**What to work on:** Would you copy out the following entries exactly, without any of the pictures?

=== Begin Enclosure ===

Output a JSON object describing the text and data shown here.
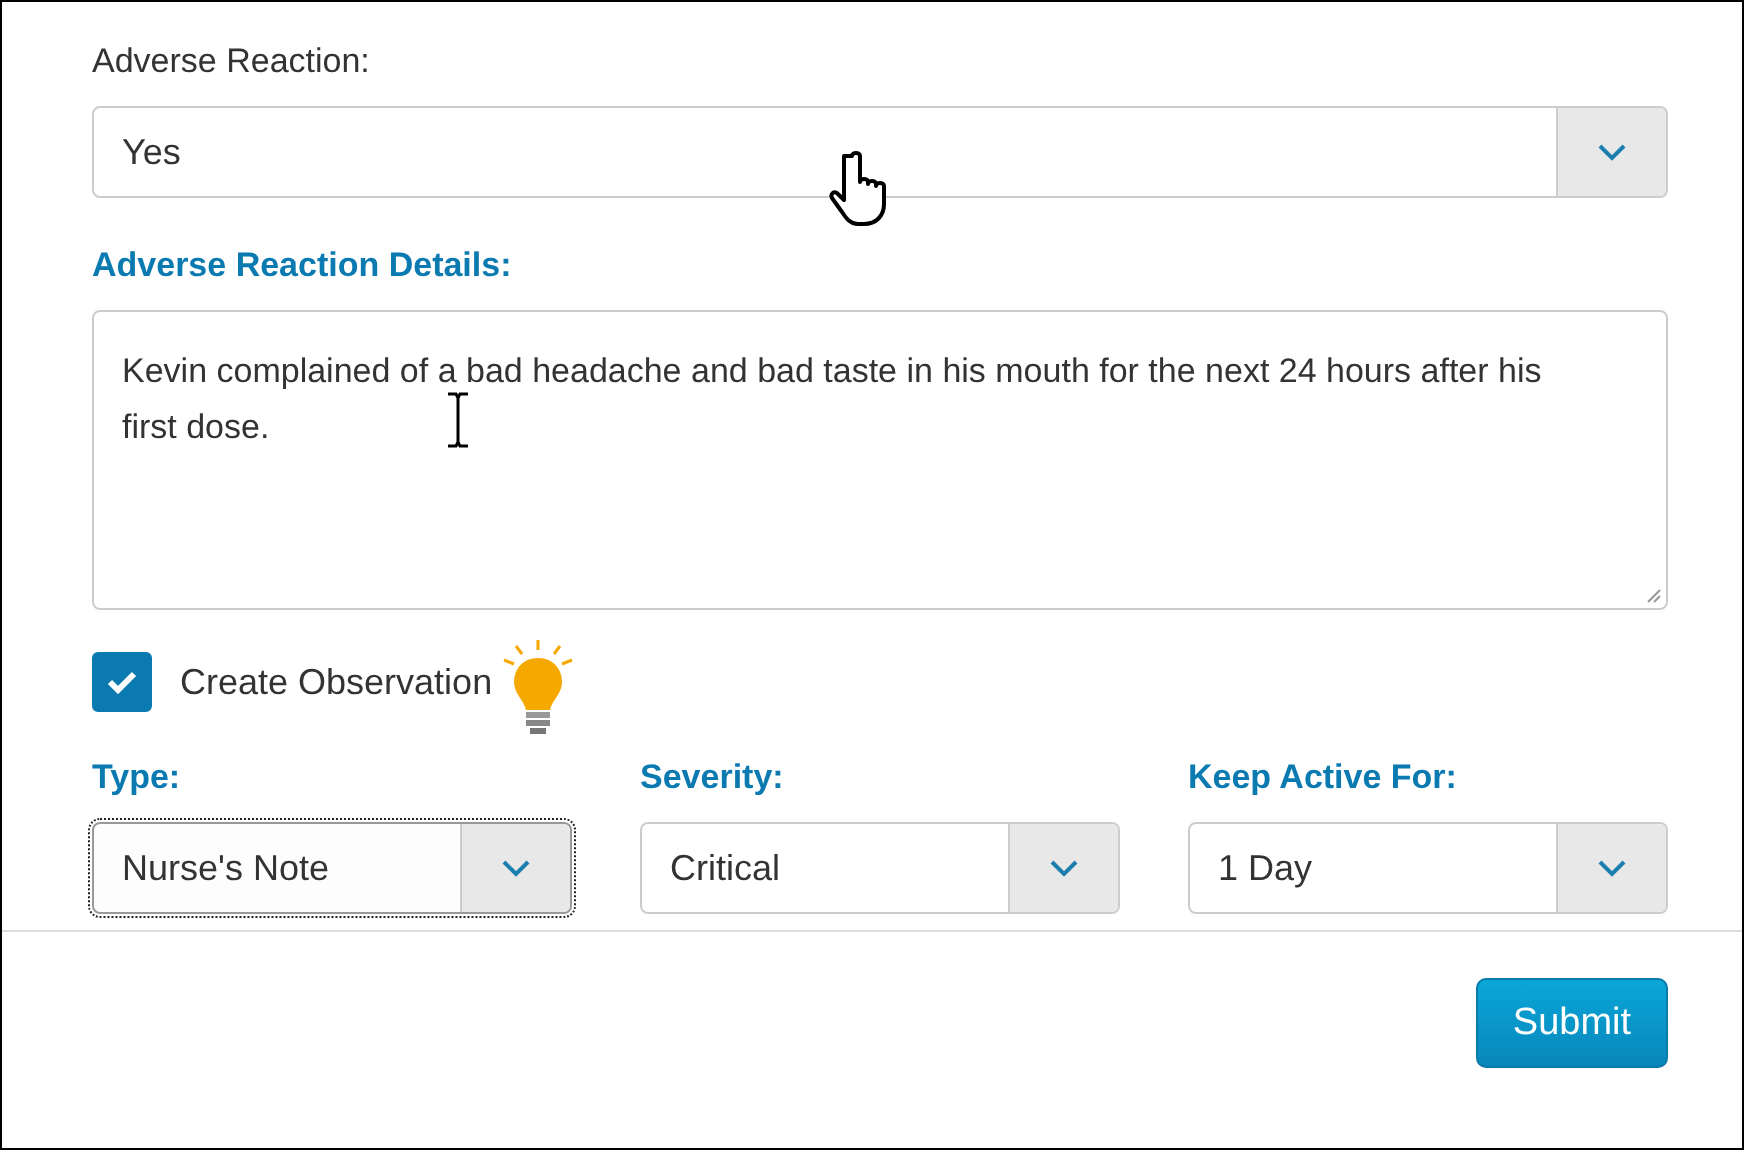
{
  "adverse_reaction": {
    "label": "Adverse Reaction:",
    "value": "Yes"
  },
  "details": {
    "label": "Adverse Reaction Details:",
    "value": "Kevin complained of a bad headache and bad taste in his mouth for the next 24 hours after his first dose."
  },
  "create_observation": {
    "label": "Create Observation",
    "checked": true
  },
  "dropdowns": [
    {
      "label": "Type:",
      "value": "Nurse's Note",
      "focused": true
    },
    {
      "label": "Severity:",
      "value": "Critical",
      "focused": false
    },
    {
      "label": "Keep Active For:",
      "value": "1 Day",
      "focused": false
    }
  ],
  "submit": "Submit"
}
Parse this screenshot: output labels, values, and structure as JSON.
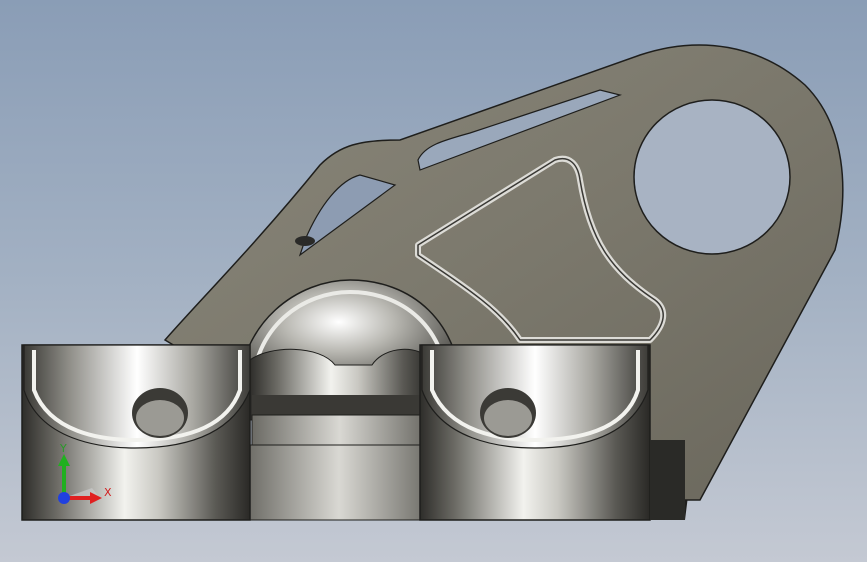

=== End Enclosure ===

**Response to this task:**
Output a JSON object describing the text and data shown here.
{
  "adverse_reaction": {
    "label": "Adverse Reaction:",
    "value": "Yes"
  },
  "details": {
    "label": "Adverse Reaction Details:",
    "value": "Kevin complained of a bad headache and bad taste in his mouth for the next 24 hours after his first dose."
  },
  "create_observation": {
    "label": "Create Observation",
    "checked": true
  },
  "dropdowns": [
    {
      "label": "Type:",
      "value": "Nurse's Note",
      "focused": true
    },
    {
      "label": "Severity:",
      "value": "Critical",
      "focused": false
    },
    {
      "label": "Keep Active For:",
      "value": "1 Day",
      "focused": false
    }
  ],
  "submit": "Submit"
}
Parse this screenshot: output labels, values, and structure as JSON.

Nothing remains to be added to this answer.